5. More security tools for AnyCompany on AWS IoT Core

In addition to the possibilities already mentioned, here are more options available for AnyCompany to implement extra security at any stage:

  • Load Balancer, with features like security compliance validation to align with any Industry-specific security requirement
  • VPC security, with Security groups or Network Access-Control List (ACL)
  • VPC Endpoint access control
  • AWS IoT Core security, with out-of-the-box IoT security monitoring features like AWS IoT Device defender to analyze, audit, and monitor connected devices to detect abnormal behavior, and mitigate security risks.

6. Key Takeaways and further reading

Migrating from your current MQTT broker to AWS IoT Core requires a careful review of several key aspects like functionality, data security and risk assessment, migration costs, etc.

In this article, through a pretty common use case, we presented several tools you can leverage to not only maintain, but upgrade your current IoT security posture while moving from any MQTT broker to an AWS IoT environment.

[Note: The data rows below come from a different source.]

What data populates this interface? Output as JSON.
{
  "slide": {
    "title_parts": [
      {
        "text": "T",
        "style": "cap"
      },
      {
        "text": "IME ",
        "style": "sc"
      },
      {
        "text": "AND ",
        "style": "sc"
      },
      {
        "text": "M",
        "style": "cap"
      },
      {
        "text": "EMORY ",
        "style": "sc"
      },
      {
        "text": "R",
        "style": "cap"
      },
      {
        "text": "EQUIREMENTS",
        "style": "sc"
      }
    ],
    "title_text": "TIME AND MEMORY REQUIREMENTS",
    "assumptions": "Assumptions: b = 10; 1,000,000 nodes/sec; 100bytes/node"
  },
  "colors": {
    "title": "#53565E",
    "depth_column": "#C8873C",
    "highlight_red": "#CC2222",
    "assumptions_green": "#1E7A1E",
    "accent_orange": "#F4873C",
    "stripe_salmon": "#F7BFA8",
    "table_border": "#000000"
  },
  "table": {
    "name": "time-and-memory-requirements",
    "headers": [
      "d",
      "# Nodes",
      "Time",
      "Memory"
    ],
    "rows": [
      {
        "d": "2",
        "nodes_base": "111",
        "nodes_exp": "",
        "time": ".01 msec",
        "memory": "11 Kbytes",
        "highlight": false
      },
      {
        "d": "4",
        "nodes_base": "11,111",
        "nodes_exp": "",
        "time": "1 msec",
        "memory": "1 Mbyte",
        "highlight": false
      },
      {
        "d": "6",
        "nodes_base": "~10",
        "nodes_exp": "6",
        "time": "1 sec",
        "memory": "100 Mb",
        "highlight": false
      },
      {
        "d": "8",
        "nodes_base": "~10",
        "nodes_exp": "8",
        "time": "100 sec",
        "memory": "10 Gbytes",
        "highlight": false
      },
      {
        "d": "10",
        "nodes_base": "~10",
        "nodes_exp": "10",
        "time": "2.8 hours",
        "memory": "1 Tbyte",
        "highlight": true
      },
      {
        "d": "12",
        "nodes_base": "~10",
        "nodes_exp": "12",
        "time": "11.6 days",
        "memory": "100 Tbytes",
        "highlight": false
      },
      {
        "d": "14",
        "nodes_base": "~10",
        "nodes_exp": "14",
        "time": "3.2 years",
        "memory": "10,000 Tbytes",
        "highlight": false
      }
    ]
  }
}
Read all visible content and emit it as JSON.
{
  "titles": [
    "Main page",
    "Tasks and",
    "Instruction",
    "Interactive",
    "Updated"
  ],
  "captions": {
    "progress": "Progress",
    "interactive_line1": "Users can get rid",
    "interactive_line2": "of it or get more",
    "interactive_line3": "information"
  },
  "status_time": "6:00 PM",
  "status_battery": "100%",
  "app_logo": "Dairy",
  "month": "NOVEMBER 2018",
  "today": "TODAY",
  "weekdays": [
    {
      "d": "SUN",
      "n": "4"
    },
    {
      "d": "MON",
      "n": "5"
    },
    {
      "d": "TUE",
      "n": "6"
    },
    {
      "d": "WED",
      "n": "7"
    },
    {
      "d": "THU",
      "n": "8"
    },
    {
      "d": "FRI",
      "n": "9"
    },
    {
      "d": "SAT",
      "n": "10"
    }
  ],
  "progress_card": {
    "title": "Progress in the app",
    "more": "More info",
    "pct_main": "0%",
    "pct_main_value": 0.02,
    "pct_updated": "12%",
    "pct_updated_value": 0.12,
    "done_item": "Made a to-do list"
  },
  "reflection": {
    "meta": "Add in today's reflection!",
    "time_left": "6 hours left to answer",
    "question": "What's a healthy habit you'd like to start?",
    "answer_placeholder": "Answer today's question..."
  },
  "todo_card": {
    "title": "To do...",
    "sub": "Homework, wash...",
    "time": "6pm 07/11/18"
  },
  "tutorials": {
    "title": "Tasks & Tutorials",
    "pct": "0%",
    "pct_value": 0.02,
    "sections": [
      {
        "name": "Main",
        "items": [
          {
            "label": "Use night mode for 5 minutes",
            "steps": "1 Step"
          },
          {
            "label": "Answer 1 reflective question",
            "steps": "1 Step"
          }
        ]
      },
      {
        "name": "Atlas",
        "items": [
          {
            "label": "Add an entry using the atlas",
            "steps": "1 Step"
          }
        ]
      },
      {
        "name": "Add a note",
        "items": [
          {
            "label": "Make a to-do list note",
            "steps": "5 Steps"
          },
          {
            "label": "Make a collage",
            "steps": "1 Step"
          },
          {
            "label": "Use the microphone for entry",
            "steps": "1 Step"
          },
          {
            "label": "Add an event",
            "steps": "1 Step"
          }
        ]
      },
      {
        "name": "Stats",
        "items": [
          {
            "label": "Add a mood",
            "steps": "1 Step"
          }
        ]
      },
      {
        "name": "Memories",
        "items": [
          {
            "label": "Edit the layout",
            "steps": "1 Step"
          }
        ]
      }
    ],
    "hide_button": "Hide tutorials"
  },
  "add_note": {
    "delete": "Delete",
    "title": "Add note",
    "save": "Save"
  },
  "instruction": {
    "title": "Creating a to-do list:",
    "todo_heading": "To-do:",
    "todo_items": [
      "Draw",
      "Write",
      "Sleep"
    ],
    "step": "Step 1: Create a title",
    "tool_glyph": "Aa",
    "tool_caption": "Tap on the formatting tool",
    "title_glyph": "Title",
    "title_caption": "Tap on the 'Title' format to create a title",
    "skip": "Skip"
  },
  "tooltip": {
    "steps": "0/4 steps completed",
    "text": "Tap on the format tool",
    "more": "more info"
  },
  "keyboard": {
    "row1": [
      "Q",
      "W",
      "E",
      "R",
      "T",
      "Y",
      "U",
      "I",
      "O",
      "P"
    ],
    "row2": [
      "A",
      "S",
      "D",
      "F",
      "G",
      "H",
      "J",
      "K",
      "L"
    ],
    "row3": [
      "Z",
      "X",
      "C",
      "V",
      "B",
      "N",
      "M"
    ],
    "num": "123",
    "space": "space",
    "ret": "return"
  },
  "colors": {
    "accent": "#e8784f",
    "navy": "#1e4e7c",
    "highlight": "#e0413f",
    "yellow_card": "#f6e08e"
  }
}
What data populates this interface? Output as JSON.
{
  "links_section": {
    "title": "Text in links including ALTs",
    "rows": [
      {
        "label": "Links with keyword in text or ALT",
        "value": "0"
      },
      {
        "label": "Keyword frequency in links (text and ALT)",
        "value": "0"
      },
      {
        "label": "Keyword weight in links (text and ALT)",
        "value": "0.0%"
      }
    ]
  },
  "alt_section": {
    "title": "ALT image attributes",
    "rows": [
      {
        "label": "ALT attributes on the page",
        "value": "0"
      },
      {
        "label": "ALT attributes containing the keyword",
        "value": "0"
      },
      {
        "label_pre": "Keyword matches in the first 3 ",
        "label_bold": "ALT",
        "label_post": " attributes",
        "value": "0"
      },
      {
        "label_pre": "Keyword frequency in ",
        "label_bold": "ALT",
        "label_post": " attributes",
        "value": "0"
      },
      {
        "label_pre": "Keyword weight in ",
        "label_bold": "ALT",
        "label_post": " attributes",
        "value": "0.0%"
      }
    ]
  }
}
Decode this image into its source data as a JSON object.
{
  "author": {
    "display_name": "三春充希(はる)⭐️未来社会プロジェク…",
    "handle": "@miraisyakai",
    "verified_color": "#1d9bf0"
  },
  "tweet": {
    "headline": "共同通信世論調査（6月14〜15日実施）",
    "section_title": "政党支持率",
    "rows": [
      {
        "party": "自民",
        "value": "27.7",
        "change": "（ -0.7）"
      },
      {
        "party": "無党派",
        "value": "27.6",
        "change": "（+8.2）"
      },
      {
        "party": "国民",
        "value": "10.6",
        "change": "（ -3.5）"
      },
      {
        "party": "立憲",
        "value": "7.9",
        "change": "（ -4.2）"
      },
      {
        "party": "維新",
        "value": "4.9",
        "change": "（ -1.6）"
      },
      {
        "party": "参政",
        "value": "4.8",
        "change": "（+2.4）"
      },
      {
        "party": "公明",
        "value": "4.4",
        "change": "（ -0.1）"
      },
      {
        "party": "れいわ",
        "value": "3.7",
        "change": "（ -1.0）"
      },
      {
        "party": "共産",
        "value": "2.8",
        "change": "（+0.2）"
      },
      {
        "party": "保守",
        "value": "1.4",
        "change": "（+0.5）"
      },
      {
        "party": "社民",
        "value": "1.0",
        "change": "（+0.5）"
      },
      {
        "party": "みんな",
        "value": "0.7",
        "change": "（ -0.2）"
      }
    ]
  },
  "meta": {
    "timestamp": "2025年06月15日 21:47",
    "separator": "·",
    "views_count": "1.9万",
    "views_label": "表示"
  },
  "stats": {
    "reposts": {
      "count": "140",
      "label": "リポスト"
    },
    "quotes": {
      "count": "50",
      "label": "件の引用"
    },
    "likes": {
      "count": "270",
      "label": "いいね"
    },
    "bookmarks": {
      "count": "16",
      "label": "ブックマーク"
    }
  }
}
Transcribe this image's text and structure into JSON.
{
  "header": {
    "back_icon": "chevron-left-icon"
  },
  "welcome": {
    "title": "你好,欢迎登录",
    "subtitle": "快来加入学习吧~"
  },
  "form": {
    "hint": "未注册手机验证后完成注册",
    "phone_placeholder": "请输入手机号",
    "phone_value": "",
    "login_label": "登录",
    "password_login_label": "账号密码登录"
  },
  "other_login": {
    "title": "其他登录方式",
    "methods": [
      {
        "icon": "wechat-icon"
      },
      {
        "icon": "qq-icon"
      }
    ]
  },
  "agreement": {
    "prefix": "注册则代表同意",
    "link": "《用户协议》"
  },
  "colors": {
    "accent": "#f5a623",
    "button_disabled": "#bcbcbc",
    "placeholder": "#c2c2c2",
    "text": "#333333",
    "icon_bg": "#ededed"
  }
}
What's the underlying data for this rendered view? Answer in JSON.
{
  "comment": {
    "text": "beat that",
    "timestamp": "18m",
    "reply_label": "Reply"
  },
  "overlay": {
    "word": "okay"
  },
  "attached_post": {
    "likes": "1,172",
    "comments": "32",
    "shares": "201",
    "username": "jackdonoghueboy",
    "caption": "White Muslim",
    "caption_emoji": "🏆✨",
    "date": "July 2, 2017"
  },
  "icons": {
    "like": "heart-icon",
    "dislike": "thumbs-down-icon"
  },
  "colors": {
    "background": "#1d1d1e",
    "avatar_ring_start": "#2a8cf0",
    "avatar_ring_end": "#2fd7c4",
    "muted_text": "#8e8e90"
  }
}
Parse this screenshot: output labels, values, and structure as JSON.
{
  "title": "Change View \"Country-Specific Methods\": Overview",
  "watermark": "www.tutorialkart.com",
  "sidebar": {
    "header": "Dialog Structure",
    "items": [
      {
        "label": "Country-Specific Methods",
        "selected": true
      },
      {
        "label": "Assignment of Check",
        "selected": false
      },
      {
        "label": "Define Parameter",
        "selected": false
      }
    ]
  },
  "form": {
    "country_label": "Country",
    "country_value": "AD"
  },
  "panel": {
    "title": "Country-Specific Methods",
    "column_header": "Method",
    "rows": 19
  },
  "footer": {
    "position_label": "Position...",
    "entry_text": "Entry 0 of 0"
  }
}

To learn more about planning aspects for your migration to AWS IoT Core, refer to this blog post or this video breakdown.